If the pandemic situation doesn’t improve, does the EC have the powers to mandate a virtual campaign?

Sanjay Kumar: The EC has the powers to set the terms and conditions of the campaign. If those are very tough, political parties may go to the court against the EC’s decision. But the EC does have the powers to set the rules for how an election is to be conducted. For instance, campaigning normally stops 48 hours before polling, but now in Bengal it’s getting stopped 72 hours before polling. The EC can take such decisions. But you can’t change the rules when half the election is already over, as is the case in Bengal. However, nobody can stop the EC from being strict in asking leaders to follow COVID-19 norms, and in this respect, it has been very, very weak. It has not even issued notices to leaders who are moving around without masks.
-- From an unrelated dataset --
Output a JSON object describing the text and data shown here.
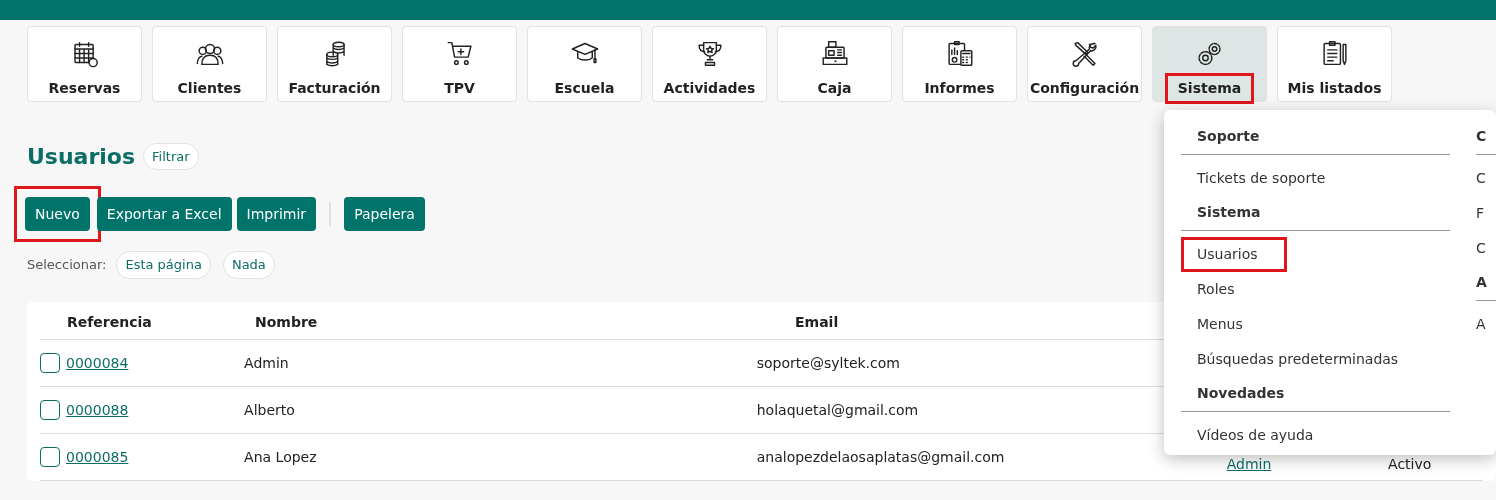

Neelanjan Sircar: In some sense, the idea that the EC wields police powers and certain rule-making powers during the elections is predicated upon the idea that when elections happen, everything else stops. Unfortunately, illnesses don’t stop, COVID-19 doesn’t stop. So, we have to consider to what extent the EC even has the capacity to think about what policing powers look like in an era of COVID-19. How does one even think about the security and policing infrastructure in the middle of a calamity, when there are other things happening alongside an election? If we consider the measures other States have put in place right now to curb the spread of COVID-19, we must think through how much of that is now being compromised because there’s an ongoing election in Bengal. And if it comes to pass that we are in election mode again soon, we need to ponder what are the relative policing powers that can get us out of this kind of trouble, and not make us completely dependent on the EC, which has no specialization in the kind of policing work needed in a pandemic situation.
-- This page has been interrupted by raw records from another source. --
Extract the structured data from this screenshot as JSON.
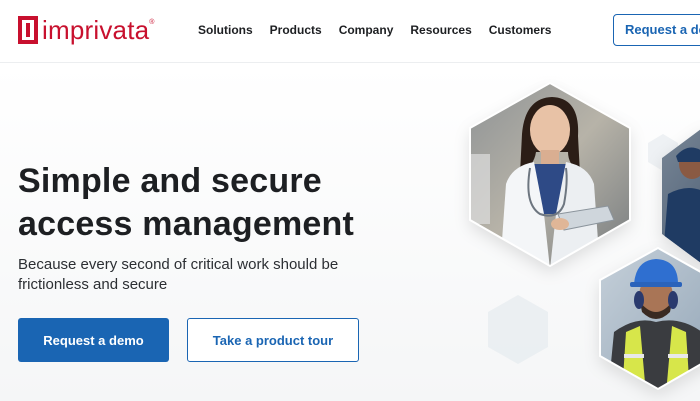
{
  "brand": {
    "name": "imprivata",
    "registered": "®",
    "color": "#c8102e"
  },
  "nav": {
    "items": [
      {
        "label": "Solutions"
      },
      {
        "label": "Products"
      },
      {
        "label": "Company"
      },
      {
        "label": "Resources"
      },
      {
        "label": "Customers"
      }
    ],
    "cta_label": "Request a demo"
  },
  "hero": {
    "title_line1": "Simple and secure",
    "title_line2": "access management",
    "subtitle": "Because every second of critical work should be frictionless and secure",
    "primary_button": "Request a demo",
    "secondary_button": "Take a product tour",
    "images": [
      {
        "icon": "doctor-with-tablet-photo"
      },
      {
        "icon": "clinician-photo"
      },
      {
        "icon": "construction-worker-photo"
      }
    ]
  },
  "colors": {
    "accent": "#1a65b3",
    "text": "#1d1f22"
  }
}
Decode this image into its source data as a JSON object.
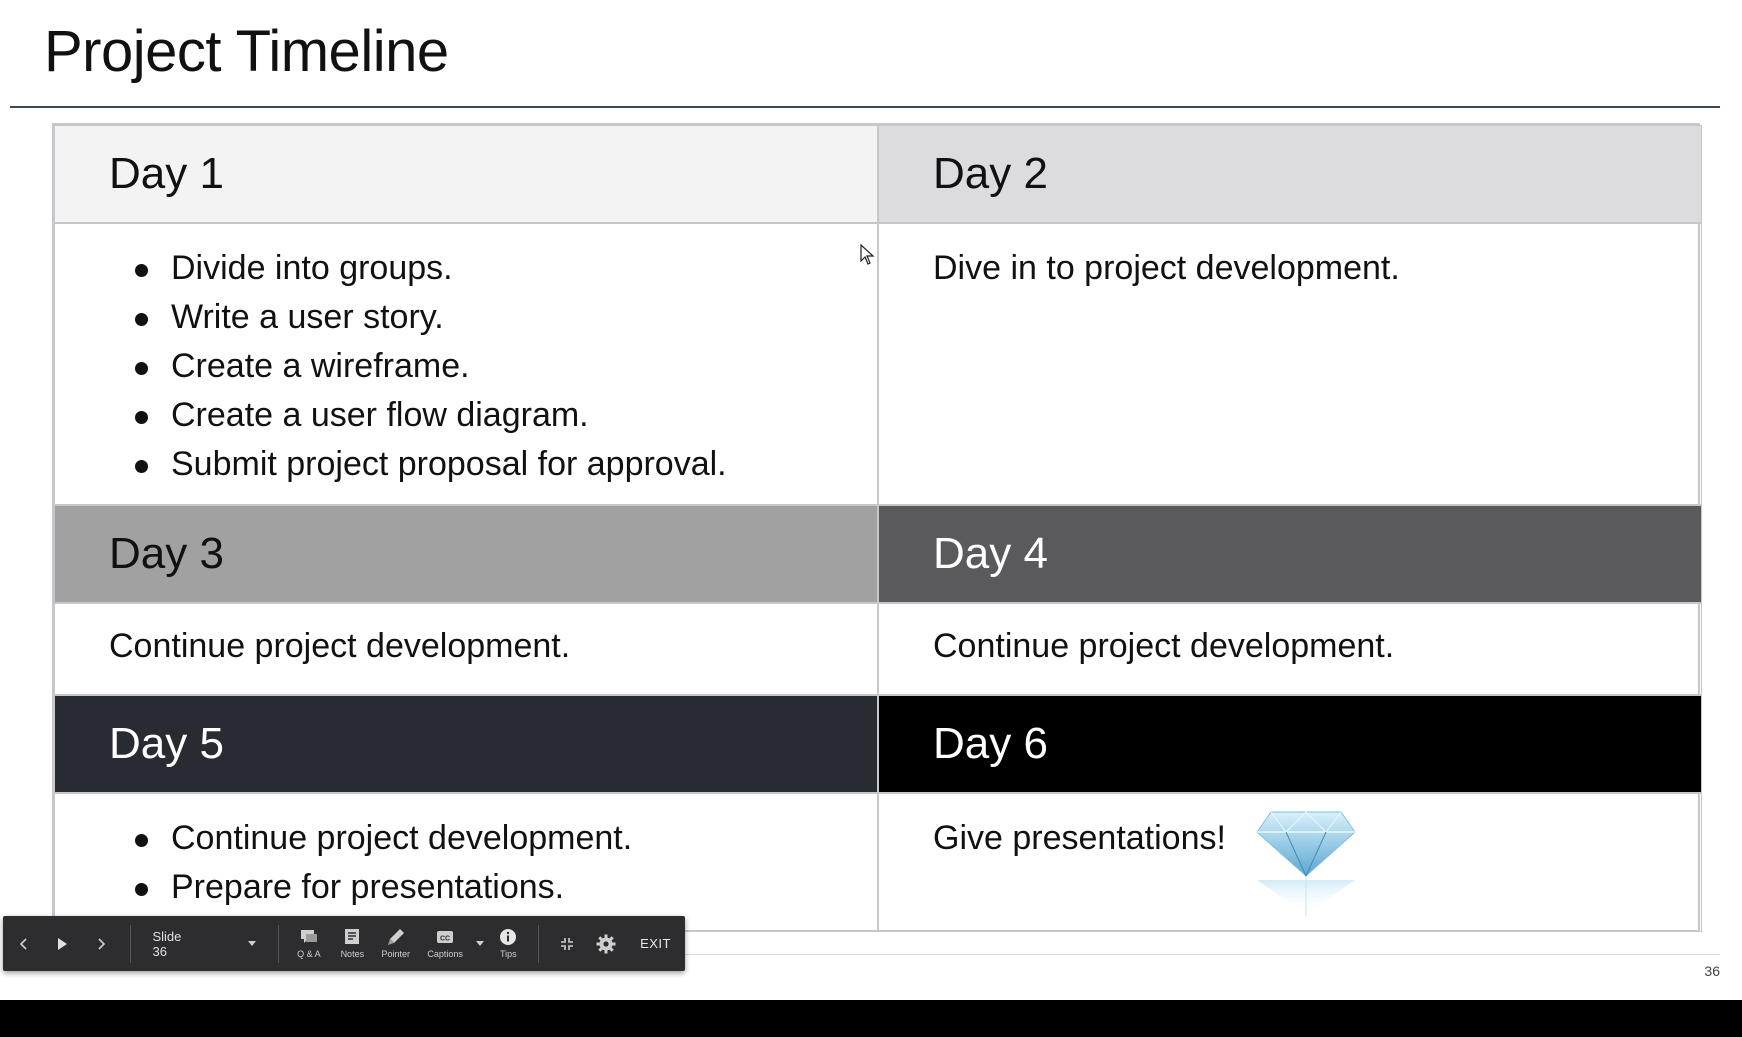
{
  "slide": {
    "title": "Project Timeline",
    "page_number": "36",
    "days": [
      {
        "heading": "Day 1",
        "bullets": [
          "Divide into groups.",
          "Write a user story.",
          "Create a wireframe.",
          "Create a user flow diagram.",
          "Submit project proposal for approval."
        ]
      },
      {
        "heading": "Day 2",
        "text": "Dive in to project development."
      },
      {
        "heading": "Day 3",
        "text": "Continue project development."
      },
      {
        "heading": "Day 4",
        "text": "Continue project development."
      },
      {
        "heading": "Day 5",
        "bullets": [
          "Continue project development.",
          "Prepare for presentations."
        ]
      },
      {
        "heading": "Day 6",
        "text": "Give presentations!"
      }
    ],
    "header_colors": [
      "#f3f3f3",
      "#dcdbde",
      "#a1a1a1",
      "#5a5a5d",
      "#282b31",
      "#000000"
    ],
    "decoration_icon": "diamond-icon"
  },
  "toolbar": {
    "prev_icon": "chevron-left-icon",
    "play_icon": "play-icon",
    "next_icon": "chevron-right-icon",
    "slide_label": "Slide 36",
    "qa_label": "Q & A",
    "notes_label": "Notes",
    "pointer_label": "Pointer",
    "captions_label": "Captions",
    "tips_label": "Tips",
    "exit_label": "EXIT"
  }
}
There seem to be two different considerations here: democracy and electoral rights on the one hand, and public health and the right to life on the other. How do we reconcile the two?
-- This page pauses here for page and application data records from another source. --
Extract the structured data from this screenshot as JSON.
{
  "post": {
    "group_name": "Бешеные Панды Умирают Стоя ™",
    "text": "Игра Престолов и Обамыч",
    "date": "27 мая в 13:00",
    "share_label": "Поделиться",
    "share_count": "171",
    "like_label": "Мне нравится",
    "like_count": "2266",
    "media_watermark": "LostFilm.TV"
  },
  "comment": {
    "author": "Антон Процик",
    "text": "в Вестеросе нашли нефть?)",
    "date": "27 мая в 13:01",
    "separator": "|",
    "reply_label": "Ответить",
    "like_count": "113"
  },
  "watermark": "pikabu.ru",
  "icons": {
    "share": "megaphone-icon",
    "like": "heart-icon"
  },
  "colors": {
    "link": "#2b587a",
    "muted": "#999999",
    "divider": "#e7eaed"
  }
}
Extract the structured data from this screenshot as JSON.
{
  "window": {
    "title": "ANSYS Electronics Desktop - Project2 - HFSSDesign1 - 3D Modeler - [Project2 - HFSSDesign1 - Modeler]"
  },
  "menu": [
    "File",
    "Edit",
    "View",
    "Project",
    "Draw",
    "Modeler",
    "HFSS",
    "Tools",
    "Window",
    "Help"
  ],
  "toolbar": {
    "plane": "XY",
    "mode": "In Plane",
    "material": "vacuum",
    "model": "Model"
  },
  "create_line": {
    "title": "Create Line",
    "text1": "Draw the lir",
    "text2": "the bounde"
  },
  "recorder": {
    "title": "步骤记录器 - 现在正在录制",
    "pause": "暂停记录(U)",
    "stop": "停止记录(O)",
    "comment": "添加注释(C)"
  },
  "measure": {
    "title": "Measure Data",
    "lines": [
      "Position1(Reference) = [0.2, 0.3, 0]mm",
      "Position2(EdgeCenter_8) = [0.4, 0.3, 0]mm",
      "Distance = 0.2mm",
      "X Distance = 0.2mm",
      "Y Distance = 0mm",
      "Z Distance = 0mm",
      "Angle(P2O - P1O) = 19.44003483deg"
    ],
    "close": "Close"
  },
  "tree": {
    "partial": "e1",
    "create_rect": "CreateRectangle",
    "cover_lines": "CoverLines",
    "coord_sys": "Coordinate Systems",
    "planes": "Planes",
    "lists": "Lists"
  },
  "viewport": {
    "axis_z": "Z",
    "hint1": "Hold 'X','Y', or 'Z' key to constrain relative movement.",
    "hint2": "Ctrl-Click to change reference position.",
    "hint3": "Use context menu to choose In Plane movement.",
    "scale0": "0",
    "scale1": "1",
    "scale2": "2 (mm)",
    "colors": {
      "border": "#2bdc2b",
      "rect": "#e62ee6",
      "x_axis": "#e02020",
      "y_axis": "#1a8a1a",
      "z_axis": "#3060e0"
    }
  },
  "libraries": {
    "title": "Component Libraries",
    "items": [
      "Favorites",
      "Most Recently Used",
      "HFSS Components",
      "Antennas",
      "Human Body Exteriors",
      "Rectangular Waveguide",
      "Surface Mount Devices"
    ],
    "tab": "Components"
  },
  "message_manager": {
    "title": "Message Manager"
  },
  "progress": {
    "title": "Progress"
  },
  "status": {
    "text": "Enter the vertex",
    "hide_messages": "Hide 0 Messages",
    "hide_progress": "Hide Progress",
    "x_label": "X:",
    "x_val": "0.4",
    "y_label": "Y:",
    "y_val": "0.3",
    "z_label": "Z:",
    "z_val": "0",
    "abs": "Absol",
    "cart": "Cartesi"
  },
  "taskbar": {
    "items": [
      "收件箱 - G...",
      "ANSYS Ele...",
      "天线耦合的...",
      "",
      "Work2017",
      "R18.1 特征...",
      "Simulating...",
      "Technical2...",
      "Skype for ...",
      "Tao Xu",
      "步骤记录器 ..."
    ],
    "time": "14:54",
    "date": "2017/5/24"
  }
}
Neelanjan Sircar: It’s an incredibly difficult question. We have to think about what the security architecture of India looks like at the time of elections. We may then find we can’t have fair elections at a time like this because we’re too afraid that either the Central or the State government bureaucracies would be biased. So, when the conditions are not appropriate for mass gatherings, just don’t hold elections. If we’re unable to change our set architecture of elections being run by the EC, even in the middle of a pandemic, then, as we’re seeing now, it is not good for the EC’s credibility.

So, you’re saying that if elections are due in the middle of a pandemic, then the EC should go with one of two options: either all campaigning is virtual or no elections.

Neelanjan Sircar: Absolutely. I agree with Sanjay that you can’t change the rules in the middle of an election. But let’s not pretend that the possibility of COVID-19 coming back in a serious way wasn’t in the background. Choosing an eight-phase election at this time, for whatever reason, was just playing with fire, and unfortunately, it looks like we’re getting burned.

So, the next time an election comes due, which is less than a year from now, and the pandemic is unlikely to have receded by then, should the EC declare at total ban on mass rallies, right at the beginning?

Sanjay Kumar: Definitely. Elections are due in U.P., Punjab, and Uttarakhand early next year. The EC should take lessons from what is happening now. I would welcome a complete ban on big rallies, with only door-to-door campaigning permitted.

Neelanjan Sircar: You cannot fault any political party or candidate for trying to win the election using the tools that are legally at their disposal. So it is up to the EC to set the ground rules that do not put parties, party workers and ordinary citizens at risk.